History of APSIN

APSIN (Alaska Public Safety Information Network) came into existence in 1984. Before APSIN, Alaska's criminal justice information system was called AJIS (Alaska Justice Information System).

AJIS was the original computerized criminal justice information for Alaska and served that purpose surprisingly well considering the state of computer and telecommunications technology at the time.

Alaska is by far the largest state in the U.S. With over 586,400 square miles, is an immense territory.
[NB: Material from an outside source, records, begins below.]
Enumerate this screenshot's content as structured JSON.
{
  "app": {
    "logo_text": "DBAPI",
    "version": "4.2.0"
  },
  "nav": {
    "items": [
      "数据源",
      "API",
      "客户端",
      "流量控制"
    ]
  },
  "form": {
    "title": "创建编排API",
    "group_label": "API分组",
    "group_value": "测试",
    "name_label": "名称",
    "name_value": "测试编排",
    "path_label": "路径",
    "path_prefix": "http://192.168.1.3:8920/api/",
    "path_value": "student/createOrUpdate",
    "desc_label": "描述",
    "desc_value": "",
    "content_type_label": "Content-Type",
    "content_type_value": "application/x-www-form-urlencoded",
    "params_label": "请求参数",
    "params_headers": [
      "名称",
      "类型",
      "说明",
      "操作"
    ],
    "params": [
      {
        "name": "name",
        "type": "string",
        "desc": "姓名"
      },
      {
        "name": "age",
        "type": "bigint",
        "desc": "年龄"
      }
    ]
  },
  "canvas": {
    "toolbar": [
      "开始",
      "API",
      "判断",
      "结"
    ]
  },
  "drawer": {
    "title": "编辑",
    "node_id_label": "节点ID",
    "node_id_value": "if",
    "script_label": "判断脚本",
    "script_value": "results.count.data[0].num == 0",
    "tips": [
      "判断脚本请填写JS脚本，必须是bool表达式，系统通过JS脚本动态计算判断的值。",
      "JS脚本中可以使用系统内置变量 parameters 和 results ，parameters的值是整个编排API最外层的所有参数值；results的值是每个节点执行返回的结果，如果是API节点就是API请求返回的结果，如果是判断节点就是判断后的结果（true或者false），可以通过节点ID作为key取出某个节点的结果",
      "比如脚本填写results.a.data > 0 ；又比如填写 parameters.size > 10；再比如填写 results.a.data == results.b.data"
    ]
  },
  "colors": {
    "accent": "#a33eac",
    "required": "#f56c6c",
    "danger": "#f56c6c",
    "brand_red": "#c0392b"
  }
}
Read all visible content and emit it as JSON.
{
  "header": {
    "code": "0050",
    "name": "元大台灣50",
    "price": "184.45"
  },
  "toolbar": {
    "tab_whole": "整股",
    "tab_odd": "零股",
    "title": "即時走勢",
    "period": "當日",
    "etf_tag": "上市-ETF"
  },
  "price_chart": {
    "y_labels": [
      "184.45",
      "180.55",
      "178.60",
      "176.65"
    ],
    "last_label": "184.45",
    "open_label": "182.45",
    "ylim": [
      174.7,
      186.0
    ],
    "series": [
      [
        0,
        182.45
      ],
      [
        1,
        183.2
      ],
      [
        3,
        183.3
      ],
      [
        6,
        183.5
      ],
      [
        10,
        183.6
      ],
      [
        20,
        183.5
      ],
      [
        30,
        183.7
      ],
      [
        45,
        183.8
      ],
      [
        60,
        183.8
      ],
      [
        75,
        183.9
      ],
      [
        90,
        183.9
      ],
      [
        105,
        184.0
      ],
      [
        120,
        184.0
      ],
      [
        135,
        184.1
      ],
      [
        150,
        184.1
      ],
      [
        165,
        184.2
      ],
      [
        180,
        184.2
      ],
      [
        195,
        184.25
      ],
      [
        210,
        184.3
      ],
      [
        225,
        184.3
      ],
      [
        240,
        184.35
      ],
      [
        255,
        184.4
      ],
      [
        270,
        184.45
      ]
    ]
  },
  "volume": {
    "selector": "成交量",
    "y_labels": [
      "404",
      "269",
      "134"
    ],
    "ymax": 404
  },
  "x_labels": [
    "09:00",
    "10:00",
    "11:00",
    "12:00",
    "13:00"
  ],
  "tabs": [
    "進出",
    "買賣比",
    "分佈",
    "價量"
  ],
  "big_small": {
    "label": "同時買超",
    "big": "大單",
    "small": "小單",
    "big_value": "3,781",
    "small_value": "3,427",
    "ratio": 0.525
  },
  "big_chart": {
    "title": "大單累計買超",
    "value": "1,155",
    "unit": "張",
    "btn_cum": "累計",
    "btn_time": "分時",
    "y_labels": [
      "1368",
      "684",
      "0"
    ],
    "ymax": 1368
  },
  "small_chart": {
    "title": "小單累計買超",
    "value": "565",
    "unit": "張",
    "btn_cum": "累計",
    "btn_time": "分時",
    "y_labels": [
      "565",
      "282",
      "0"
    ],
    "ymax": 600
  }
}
Considering its size and the sparseness of its very small population, successfully delivering an electronic criminal justice information system to most of the state was no simple feat.

Even considering all of the limitations that faced AJIS, the system was able to provide a solid service to most of the law enforcement and other criminal justice agencies in the state. AJIS was able to reach places like Barrow, Kodiak, Sitka, Ketchikan, and Nome as well as serving the larger population centers such as Fairbanks and Anchorage.

Late in the 1970's as the TransAlaska Pipeline and North Slope oil fields were in full swing and having a major impact on the entire criminal justice system in Alaska, it was clear that AJIS would need to be replaced.

Planning for the new system began followed by design and construction. The new system was brought online during the middle of 1984 and was dubbed the Alaska Public Safety Information Network or "APSIN".

APSIN was originally designed in modules with the core law enforcement modules being designed and built first and subsequent modules built around the core modules. The end result was a centralized system that was person-centric with the various other related pieces of information indexed to the person file.

This design approach turned out to be somewhat ahead of its time and has since been adopted by other jurisdictions as they attempt to improve their previously disjoint data bases.

The APSIN design allowed for a "one-stop-shop" where an operator could derive a person's physical description, addresses, driver history, criminal history, vehicle information, wants and warrants, case involvement, and other similar information all from one system and all based on an individual's unique identity.

The APSIN system is mainframe based, using a Software AG data base product called ADABAS. Communication was originally accomplished over a closed System Network Architecture (SNA) network with a requirement for a hardwired, dedicated line to any location where APSIN was to reach. In later years functionality has been added to allow APSIN sessions to be delivered over TCP/IP networks.

As APSIN has evolved over the years many additional functions have either been added directly to the core system itself or they have been "hung" off APSIN in such a manner as to utilize more modern or flexible technologies to leverage the data that resides in APSIN.

APSIN has done an exceptional job of keeping up with changing business needs and with new state and federal mandates concerning the types and methods of information that must be delivered. Much of the ability of APSIN to keep up is due largely to the excellent original design concepts and to a relatively stable group of very experienced programmers over the years.

Unfortunately, we once again find ourselves at a point where the demands of the criminal justice system as well as ever-increasing state and federal requirements make it necessary to design and build an entirely new system.

The APSIN Redesign Project was launched during the early part of 1999 with MTG Consulting producing a Legislative Analysis document. This document would be the first of 5 documents that would end up forming the basis of a redesign plan.

The redesign project itself was launched in early 2001 and is expected to take approximately 5 years to complete.


  • 2005 - New DPS DP Manager - contract modification (May)
  • 2005 - Technical Design essentially complete (June)
  • 2005 - Functional Prototype delivered (August)
    First product with expected look and feel